Wark: If this was 2004 and the Democrats took control of the Senate, you would have an agenda a mile long.
Today, they are confined by the economy, the budget. There is little to be done except make hard decisions.
This is the time for somebody to shine. If this was four years ago, a blind monkey could come up with a couple different ways to fix it.
Vassiliadis: It’ll be a bloodbath, a horror show. Josh is right. This problem is overwhelming. They’ve got to completely revisit how we run government. They have to dig this up and start over again.
You can’t have the expectations Nevadans have about what government should be doing, and expect taxes not to go up. You can’t give teachers pay raises without accountability. You can’t have government officials not being held accountable for their spending and their tax policies.
One things state government has to do is reestablish credibility with the public.
You just can’t cut a hell of a lot more. You might as well shut the damn place down.
There has got to be a will and a willingness to reinvent Nevada. If they don’t do that, there isn’t a solution.
Sloan: Not in a 120-day legislative session. It’s not going to be done.
Every time I’ve sat through one of these stupid Tax Commission meetings, or committees, you spend the first 60 days when people think they are going to invent a new system of taxation in which money comes in and nobody pays. They want the Tooth Fairy.
What Billy described needs to be done. It’s not going to be done.
They may appoint a commission to study it.
Vassiliadis: If it’s not done, there’s going to be transformative change of this governor, of this Legislature, of the state.
If they don’t take this on seriously and instead try to patch and Band-Aid their way through, without fundamental change, and if they bow to whether it’s the teachers union or the gaming industry or the Chamber of Commerce or all the judicial power bases, there’s going to be hell to pay when the voters go to the polls again in 2010.
Sloan: I think what I take away from last night is it as an extraordinarily inspirational evening. I saw Kennedy’s speech at his inaugural and it had the same kind of inspiration but not necessarily the result, so I have that skepticism of the ability to deliver.
But I believe, with Billy, that the changing technology may have empowered this campaign to transform that energy into governance. That would be exciting.
You watch that experience in Grant Park and if you didn’t have a tear in your eye and you weren’t thrilled to be an American to have crossed that barrier that we crossed last night, then you probably don’t belong.

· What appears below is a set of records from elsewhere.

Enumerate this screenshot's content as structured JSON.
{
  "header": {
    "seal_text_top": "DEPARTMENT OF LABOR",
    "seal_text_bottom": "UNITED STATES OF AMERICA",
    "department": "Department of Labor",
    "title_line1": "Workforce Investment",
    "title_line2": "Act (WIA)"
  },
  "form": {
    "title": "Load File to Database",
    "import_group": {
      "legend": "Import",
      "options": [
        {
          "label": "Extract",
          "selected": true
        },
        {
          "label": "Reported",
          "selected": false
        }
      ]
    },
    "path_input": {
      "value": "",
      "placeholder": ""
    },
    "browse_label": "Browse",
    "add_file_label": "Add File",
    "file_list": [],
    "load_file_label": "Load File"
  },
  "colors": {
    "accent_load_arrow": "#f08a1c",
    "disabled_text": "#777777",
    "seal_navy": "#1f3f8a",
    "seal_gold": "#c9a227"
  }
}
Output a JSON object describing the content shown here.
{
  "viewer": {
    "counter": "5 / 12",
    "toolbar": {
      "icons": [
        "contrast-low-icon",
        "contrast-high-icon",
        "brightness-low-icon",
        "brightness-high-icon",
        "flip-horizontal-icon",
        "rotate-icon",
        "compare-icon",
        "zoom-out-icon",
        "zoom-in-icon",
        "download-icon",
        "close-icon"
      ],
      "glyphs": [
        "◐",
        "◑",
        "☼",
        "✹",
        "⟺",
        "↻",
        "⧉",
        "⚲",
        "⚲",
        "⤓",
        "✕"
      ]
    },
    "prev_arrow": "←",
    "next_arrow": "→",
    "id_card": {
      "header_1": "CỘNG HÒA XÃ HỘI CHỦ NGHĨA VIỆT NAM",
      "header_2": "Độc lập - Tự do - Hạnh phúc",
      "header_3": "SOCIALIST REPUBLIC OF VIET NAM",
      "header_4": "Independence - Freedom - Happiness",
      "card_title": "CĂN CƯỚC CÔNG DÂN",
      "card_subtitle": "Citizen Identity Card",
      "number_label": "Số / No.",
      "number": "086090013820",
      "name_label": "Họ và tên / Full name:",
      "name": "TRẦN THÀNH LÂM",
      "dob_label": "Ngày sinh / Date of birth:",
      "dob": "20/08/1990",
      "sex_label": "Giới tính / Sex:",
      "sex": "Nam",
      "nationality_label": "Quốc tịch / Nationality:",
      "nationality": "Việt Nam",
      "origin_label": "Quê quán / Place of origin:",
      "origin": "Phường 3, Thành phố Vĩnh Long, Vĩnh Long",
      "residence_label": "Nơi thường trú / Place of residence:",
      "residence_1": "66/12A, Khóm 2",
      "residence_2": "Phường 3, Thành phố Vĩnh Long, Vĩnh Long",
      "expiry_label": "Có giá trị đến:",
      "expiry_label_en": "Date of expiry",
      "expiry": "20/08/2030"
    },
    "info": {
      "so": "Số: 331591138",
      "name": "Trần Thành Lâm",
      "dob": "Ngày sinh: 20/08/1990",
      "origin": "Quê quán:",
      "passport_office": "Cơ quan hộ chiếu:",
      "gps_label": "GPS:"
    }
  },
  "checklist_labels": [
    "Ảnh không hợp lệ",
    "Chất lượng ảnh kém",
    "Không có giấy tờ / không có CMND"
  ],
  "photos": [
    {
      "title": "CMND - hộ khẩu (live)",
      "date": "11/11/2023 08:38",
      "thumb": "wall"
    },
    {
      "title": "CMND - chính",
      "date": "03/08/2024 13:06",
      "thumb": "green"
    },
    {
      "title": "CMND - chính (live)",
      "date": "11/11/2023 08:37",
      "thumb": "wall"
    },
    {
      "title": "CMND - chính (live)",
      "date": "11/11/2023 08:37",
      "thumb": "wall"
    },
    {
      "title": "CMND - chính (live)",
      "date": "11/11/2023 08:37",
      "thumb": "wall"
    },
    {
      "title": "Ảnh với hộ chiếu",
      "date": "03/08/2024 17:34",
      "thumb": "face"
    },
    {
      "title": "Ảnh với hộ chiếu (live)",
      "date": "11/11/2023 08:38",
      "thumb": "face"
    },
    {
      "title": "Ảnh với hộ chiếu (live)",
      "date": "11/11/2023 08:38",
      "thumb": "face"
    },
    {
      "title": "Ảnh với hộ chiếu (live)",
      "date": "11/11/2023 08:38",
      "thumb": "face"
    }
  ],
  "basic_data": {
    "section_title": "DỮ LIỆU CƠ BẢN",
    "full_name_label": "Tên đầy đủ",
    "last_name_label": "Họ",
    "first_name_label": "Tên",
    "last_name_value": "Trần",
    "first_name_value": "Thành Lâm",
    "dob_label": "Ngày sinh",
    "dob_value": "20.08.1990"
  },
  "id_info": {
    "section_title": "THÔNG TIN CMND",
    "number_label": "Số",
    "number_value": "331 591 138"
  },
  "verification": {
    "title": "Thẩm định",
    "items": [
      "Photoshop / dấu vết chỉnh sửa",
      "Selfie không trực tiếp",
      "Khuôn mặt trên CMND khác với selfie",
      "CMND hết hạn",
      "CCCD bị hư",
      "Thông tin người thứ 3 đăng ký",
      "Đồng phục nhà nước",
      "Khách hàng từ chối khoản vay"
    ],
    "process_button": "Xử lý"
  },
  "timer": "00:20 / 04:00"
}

Hart: We’re all students of history trying to put it in a historical perspective. I’m not sure there is a historical reference to what happened last night. So to predict what’s going to happen is probably not the best way to go about this thing.
It’s going to be a very exciting time, very interesting time. It’s going to be challenging and full of opportunities.
Wark: My skepticism comes from the question of whether this can be repeated. When does the flame die out? Is it 100 years from now? Is it a 1,000-year reign? Is it one election cycle? Is it personality or is it a generational, cultural shift that will go on for 20, 30 years?
Sun reporter Mary Manning contributed to this story.